The Chameleon Board Game Review

Game: The Chameleon
Publisher: Big Potato Games
Game Designer: Rikki Tahta
Board Game Types: Party Game & Secret Identity
Price: $19.99

Players: 3-8
Duration: 15 Minutes
Age: 14+ (In our experience, a bright 10+ year-old shouldn't have much trouble with most of the topics)
Time to Learn: 5-10 minutes

The Chameleon Board Game Review

Hey, where'd he go?!?

Hey, where'd he go?!?

An ambitious exercise in simplicity, The Chameleon takes the casual-friendly gameplay of games like Trivial Pursuit, Scattegories or Taboo and adds in a secret identity component akin to something you'd see in One Night Ultimate Werewolf of Secret Hitler. But can it manage to keep it light, despite secret identity elements that typically lead to a tense affair? Read on to find out.

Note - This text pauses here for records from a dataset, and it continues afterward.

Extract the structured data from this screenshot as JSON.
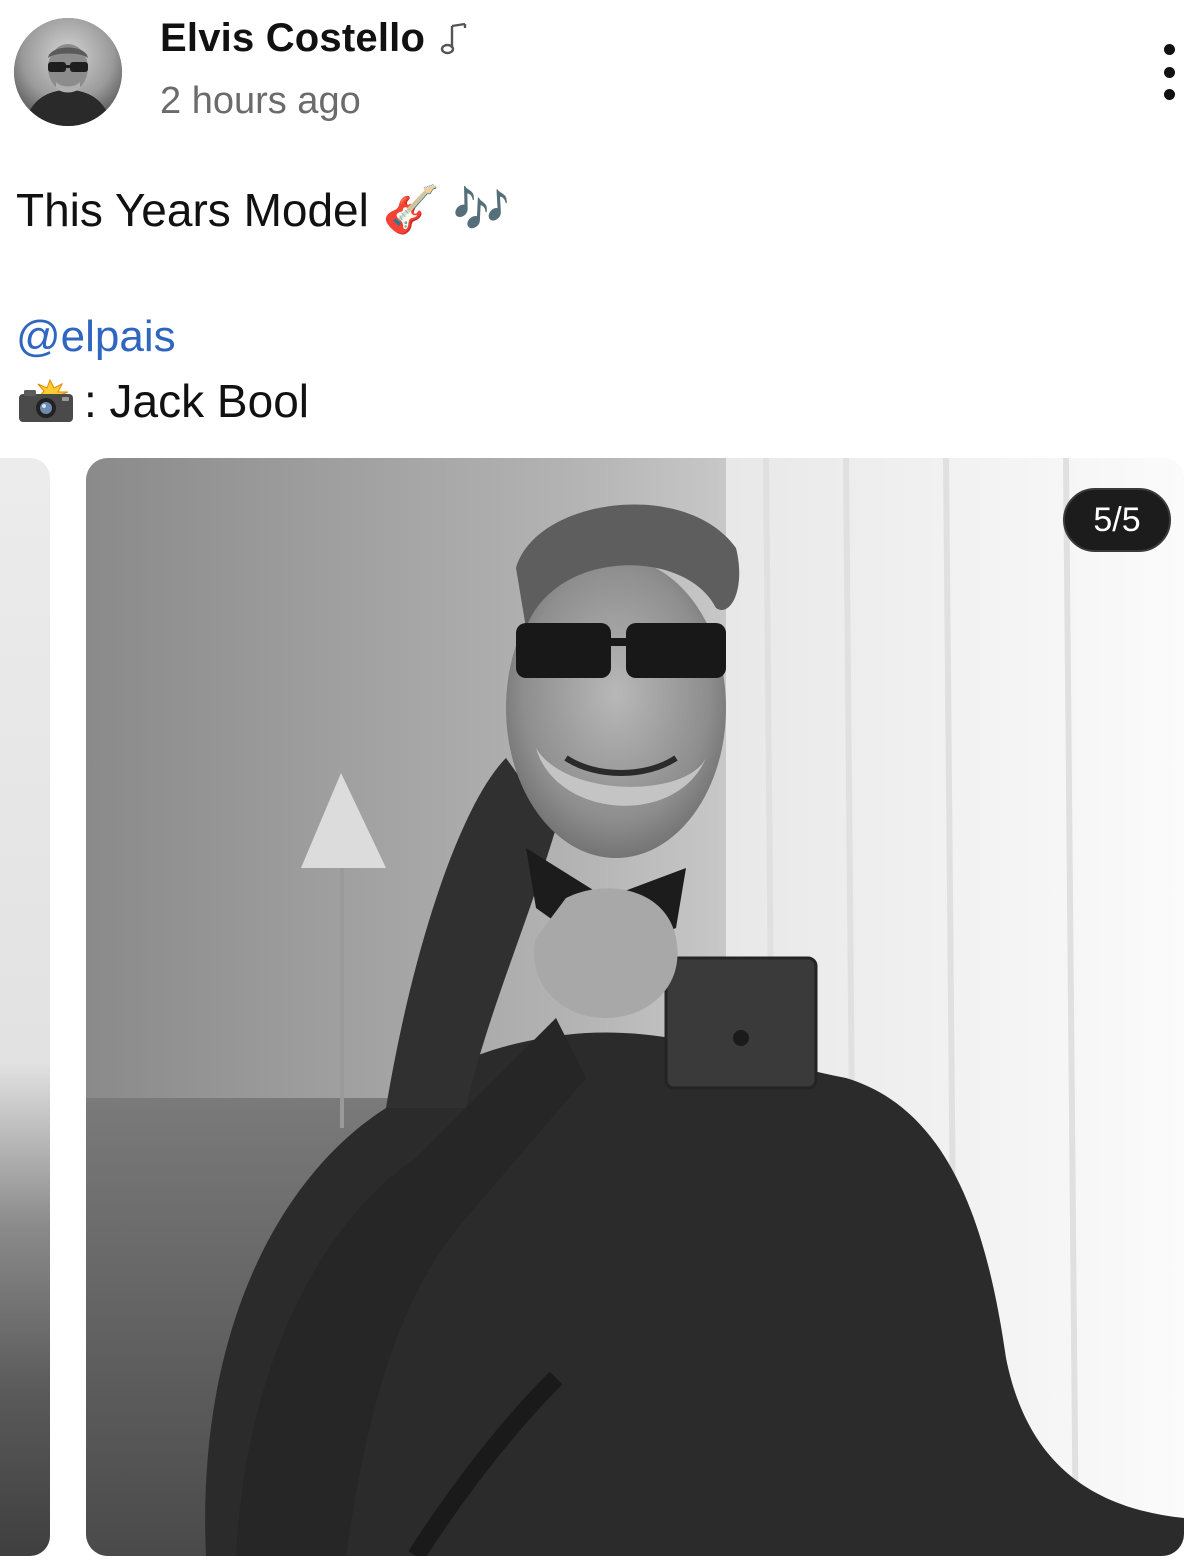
{
  "post": {
    "author": "Elvis Costello",
    "author_badge_icon": "music-note-icon",
    "timestamp": "2 hours ago",
    "caption_text": "This Years Model",
    "caption_emojis": "🎸 🎶",
    "mention": "@elpais",
    "credit_icon": "camera-with-flash-icon",
    "credit_text": ": Jack Bool",
    "more_icon": "vertical-ellipsis-icon"
  },
  "carousel": {
    "counter": "5/5",
    "current_index": 5,
    "total": 5
  },
  "colors": {
    "link": "#2f66c0",
    "timestamp": "#6b6b6b",
    "badge_bg": "#1c1c1c"
  }
}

Game Description/Gameplay

Each player is assigned a role, either as a regular player or as The Chameleon. A topic is chosen with a 4x4 grid of related words and dice are rolled. Regular players refer to a legend that shows them the secret word. The Chameleon is left in the dark. Players take turns giving a single word to prove to the other players that they actually know the word, without tipping off The Chameleon.

The Chameleon attempts to say a word that will convince the others that she is just a regular player, while the regular players attempt to signal to one another that they know the word, but without letting the Chameleon guess it correctly.

This topic could also be called "Drinks That Pair Well With  The Chameleon ."

This topic could also be called "Drinks That Pair Well With The Chameleon."

For instance, the secret word may be "Owl." The Chameleon can see that other options include "Hawk," "Chicken" and "Bear." A word like "Feathered" would rule out "Bear" for the Chameleon, but signal to the other regular players that you are one of them. "Nocturnal" on the other hand, is a bit too on-the-nose and will tip off the Chameleon, making it easier to fake being a regular player and giving her points at the end for guessing the secret word correctly.

Once everyone has said a word, everyone points at another player simultaneously. The player with the most votes reveals whether or not she was The Chameleon. If The Chameleon is discovered, she loses and everyone else gets points. If not, then the Chameleon escapes and is the only one that gets points. If the Chameleon is caught, she gets one chance to guess the secret word. If she's right, she gets a smaller number of points. Pretty simple stuff.

The real challenge of the game comes in combining your single word with the others to make sure that you're either blending in if you're The Chameleon or identifying yourself as a trustworthy regular player without giving the sneaky reptile too much to work with.

How to Win The Chameleon

If you're the Chameleon:

  • Cast doubt on other players. Put them on the spot to make other players suspect them and deflect blame from yourself.
  • Answer confidently, but be vague enough that you can cover a lot of the possible clues with your answer.

If you're a regular player:

  • Watch for suspicious answers.
  • Find clues that give enough information to your fellow players to let them know you're not The Chameleon, but make sure to leave the actual Chameleon in the dark about what the word could actually be. This is when it pays to be broad and use tangentially related words.


What's more fun than reptiles and grids?

What's more fun than reptiles and grids?

The low-stakes gameplay (the game even makes scoring optional) combined with broad trivia and wordplay found in The Chameleon manages to add a surprising amount of depth and strategy to a thoroughly causal game in the lightest of the various board game genres.

You'll have no trouble teaching this one to friends and it will make for an excellent appetizer ahead of a heavier main course. Most secret identity games involve lying or deception in some form, so this game is an excellent introduction to the genre for players without a well-developed poker face. For players who don't like deception, this will avoid the cognitive dissonance something like Battlestar Galactica: The Board Game can cause.


  • Fun, light and easy
  • Appealing art design
  • Excellent Gateway Game
  • Secret Identity mechanics don't rely on lying/deception, which makes it a better fit for players uncomfortable with those dynamics


  • Probably won't satisfy as a main course
  • Like most trivia/word games, will likely require expansions if played frequently

Gateway Game Score (what's this?) - 9/10
Overall Game Score - 9/10

Review by The Happy Strategerist, who is blending in to avoid detection. Mwa ha ha...

What do you think? Is The Chameleon a worthy party game or would you be better off sticking with one of the classics? Let us know in the comments below. While you're at it, check out our recent articles on Board Game Addiction, Cooperative Games and The Ten Types of People Who Ruin Game Night.